## Task prompt
Reproduce verbatim all of the data given below, but do not carry over the images.

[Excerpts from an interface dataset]
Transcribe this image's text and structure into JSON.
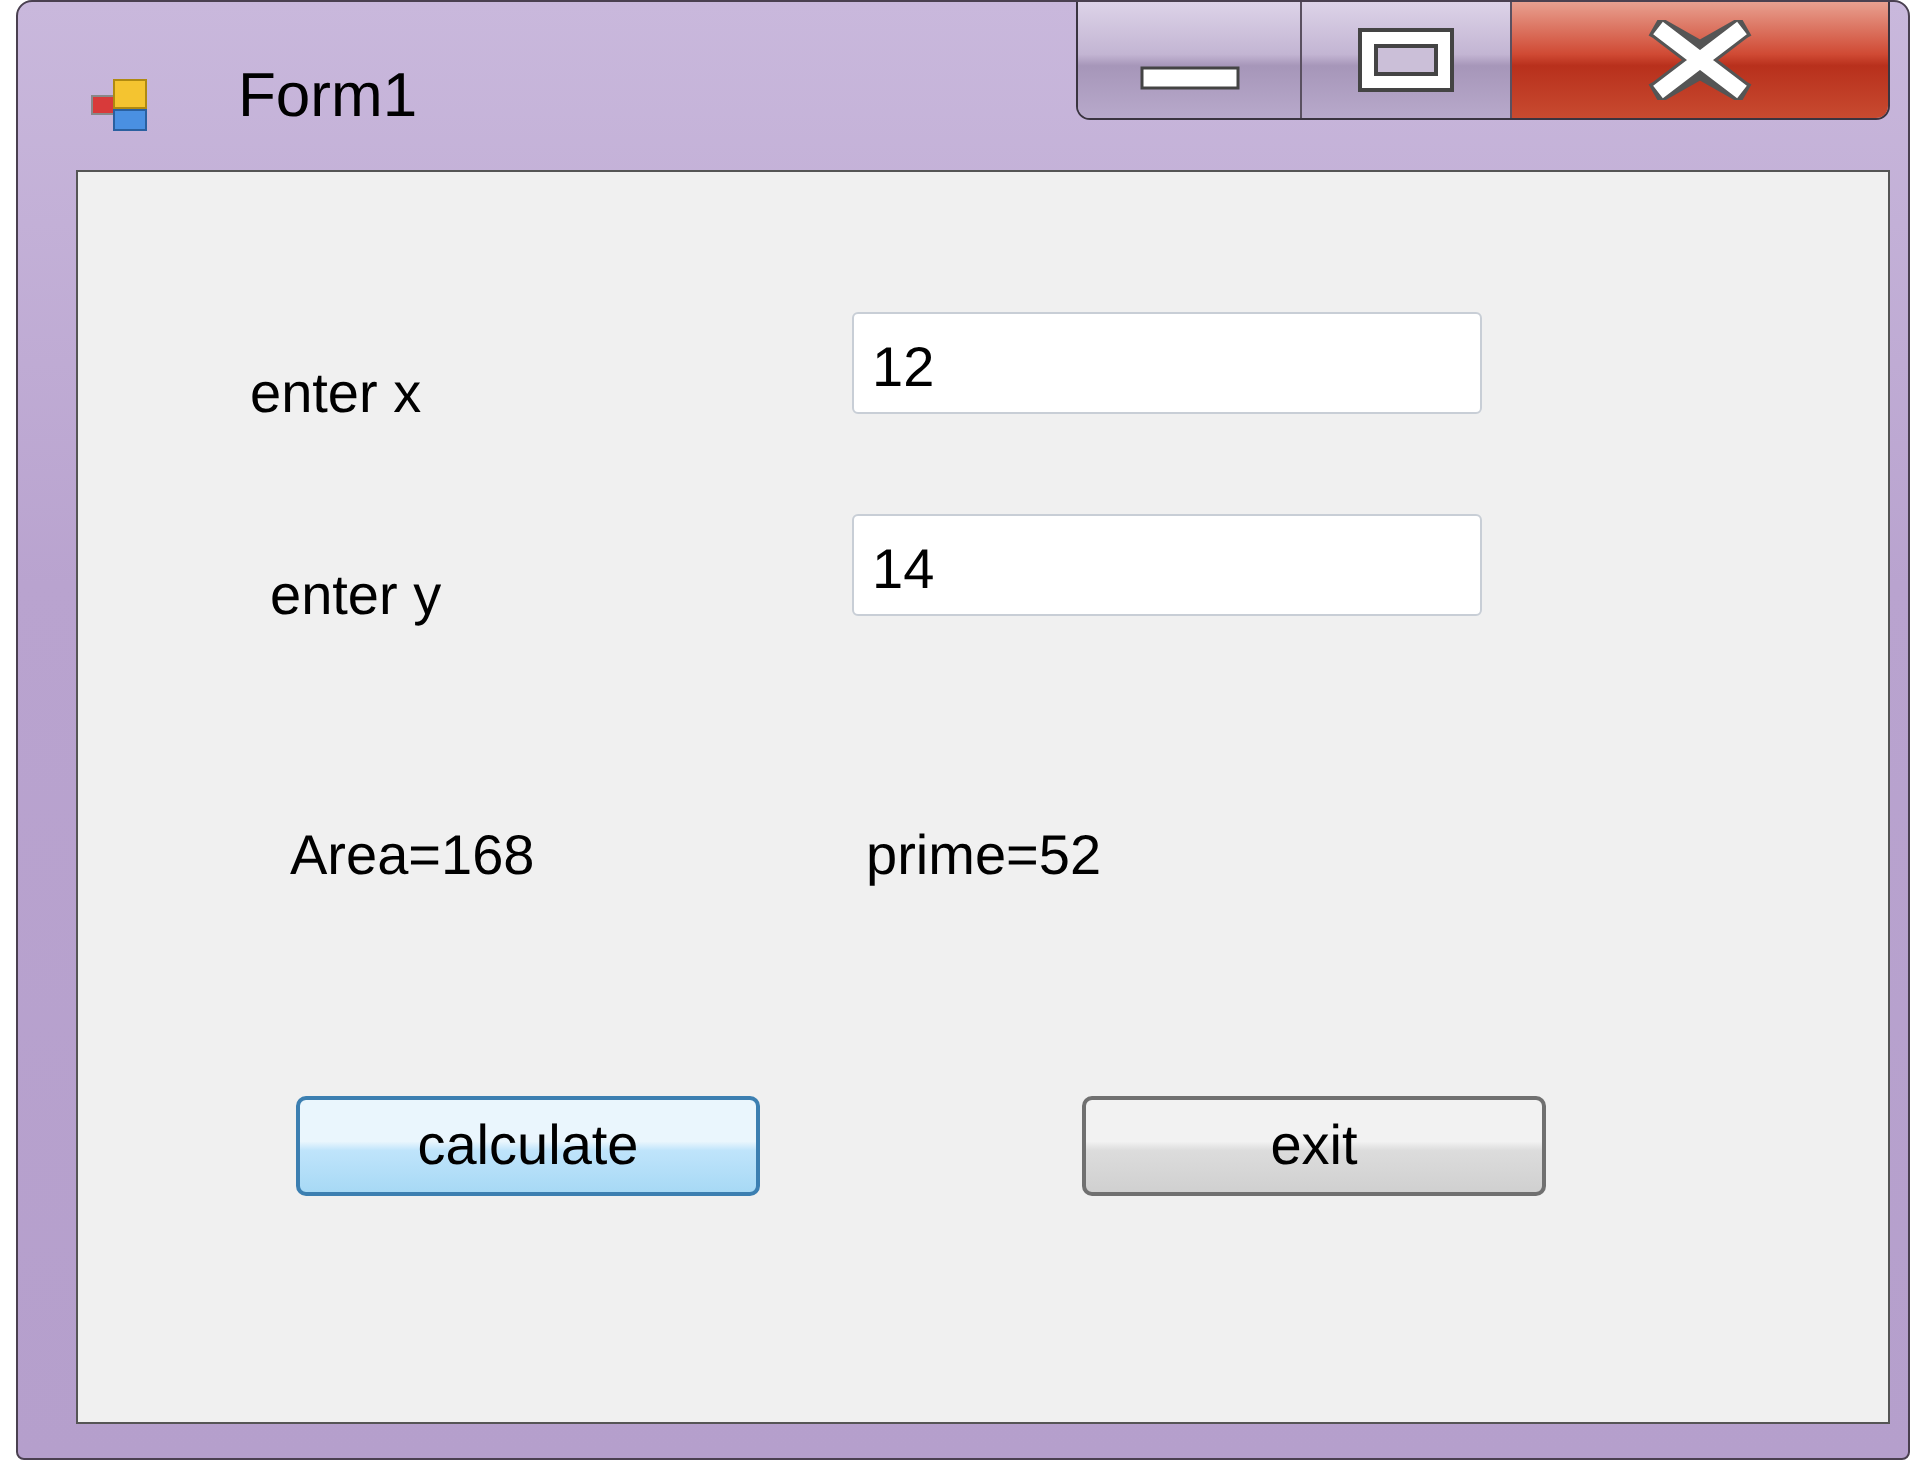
{
  "window": {
    "title": "Form1"
  },
  "fields": [
    {
      "label": "enter x",
      "value": "12"
    },
    {
      "label": "enter y",
      "value": "14"
    }
  ],
  "results": [
    "Area=168",
    "prime=52"
  ],
  "buttons": [
    {
      "label": "calculate",
      "selected": true
    },
    {
      "label": "exit",
      "selected": false
    }
  ]
}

## Answer below
Transcribe this image's text and structure into JSON.
{
  "window": {
    "title": "Form1"
  },
  "fields": [
    {
      "label": "enter x",
      "value": "12"
    },
    {
      "label": "enter y",
      "value": "14"
    }
  ],
  "results": [
    "Area=168",
    "prime=52"
  ],
  "buttons": [
    {
      "label": "calculate",
      "selected": true
    },
    {
      "label": "exit",
      "selected": false
    }
  ]
}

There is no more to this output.